(RECORD EXTRACTS Opens)
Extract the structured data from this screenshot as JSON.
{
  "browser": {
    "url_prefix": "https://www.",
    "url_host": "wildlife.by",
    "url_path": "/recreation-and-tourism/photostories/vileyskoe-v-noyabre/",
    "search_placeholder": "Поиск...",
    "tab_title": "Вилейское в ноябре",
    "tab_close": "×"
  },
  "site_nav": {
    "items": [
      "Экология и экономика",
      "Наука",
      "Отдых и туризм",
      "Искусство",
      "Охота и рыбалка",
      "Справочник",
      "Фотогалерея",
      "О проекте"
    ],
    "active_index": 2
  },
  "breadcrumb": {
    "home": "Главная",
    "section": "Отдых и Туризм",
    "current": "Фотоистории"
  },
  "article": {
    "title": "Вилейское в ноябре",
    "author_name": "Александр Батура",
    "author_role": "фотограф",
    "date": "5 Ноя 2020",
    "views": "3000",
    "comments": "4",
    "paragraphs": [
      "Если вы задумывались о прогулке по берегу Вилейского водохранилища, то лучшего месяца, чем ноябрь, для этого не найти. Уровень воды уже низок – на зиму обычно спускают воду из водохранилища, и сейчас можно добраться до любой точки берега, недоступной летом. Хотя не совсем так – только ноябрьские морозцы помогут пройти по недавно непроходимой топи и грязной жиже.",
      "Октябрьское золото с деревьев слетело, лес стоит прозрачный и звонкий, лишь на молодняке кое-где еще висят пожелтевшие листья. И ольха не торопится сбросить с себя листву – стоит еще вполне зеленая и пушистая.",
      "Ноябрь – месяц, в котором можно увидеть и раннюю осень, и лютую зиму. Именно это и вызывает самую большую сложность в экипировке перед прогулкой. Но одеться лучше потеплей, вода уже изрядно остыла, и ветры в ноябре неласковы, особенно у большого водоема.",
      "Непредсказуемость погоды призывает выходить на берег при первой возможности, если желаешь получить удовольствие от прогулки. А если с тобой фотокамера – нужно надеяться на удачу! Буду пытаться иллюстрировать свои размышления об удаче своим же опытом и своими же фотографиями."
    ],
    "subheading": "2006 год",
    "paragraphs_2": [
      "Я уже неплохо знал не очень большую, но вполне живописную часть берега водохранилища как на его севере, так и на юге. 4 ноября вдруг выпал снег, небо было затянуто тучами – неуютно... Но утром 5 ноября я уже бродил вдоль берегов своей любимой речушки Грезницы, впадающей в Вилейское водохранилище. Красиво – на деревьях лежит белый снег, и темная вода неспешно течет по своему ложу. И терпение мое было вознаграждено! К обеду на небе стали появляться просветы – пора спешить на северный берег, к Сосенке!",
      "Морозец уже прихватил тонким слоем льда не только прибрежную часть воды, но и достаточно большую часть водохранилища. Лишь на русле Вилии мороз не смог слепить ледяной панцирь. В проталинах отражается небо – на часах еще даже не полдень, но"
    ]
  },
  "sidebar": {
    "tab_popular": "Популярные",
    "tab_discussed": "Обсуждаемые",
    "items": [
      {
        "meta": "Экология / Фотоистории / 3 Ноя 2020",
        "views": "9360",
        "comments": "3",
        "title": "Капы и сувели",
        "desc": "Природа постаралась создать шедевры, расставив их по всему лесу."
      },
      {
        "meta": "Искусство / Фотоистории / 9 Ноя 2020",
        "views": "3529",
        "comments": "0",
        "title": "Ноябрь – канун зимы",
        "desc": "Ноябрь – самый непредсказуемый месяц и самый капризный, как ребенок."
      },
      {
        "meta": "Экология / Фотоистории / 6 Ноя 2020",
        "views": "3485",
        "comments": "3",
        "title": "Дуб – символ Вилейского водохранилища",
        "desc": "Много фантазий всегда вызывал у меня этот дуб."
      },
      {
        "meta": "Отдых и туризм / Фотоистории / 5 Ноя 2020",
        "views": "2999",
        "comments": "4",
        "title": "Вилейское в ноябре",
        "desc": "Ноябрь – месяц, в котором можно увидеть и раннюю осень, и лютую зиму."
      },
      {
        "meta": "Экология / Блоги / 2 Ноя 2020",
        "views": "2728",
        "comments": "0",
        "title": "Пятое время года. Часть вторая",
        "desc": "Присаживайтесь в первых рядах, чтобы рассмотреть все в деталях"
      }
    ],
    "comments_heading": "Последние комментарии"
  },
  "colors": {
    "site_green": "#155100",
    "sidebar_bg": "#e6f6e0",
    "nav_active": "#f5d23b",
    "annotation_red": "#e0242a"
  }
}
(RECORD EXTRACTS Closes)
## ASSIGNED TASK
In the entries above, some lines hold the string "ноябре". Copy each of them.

## OUTPUT OF THE TASK
    "tab_title": "Вилейское в ноябре",
    "title": "Вилейское в ноябре",
      "Ноябрь – месяц, в котором можно увидеть и раннюю осень, и лютую зиму. Именно это и вызывает самую большую сложность в экипировке перед прогулкой. Но одеться лучше потеплей, вода уже изрядно остыла, и ветры в ноябре неласковы, особенно у большого водоема.",
        "title": "Вилейское в ноябре",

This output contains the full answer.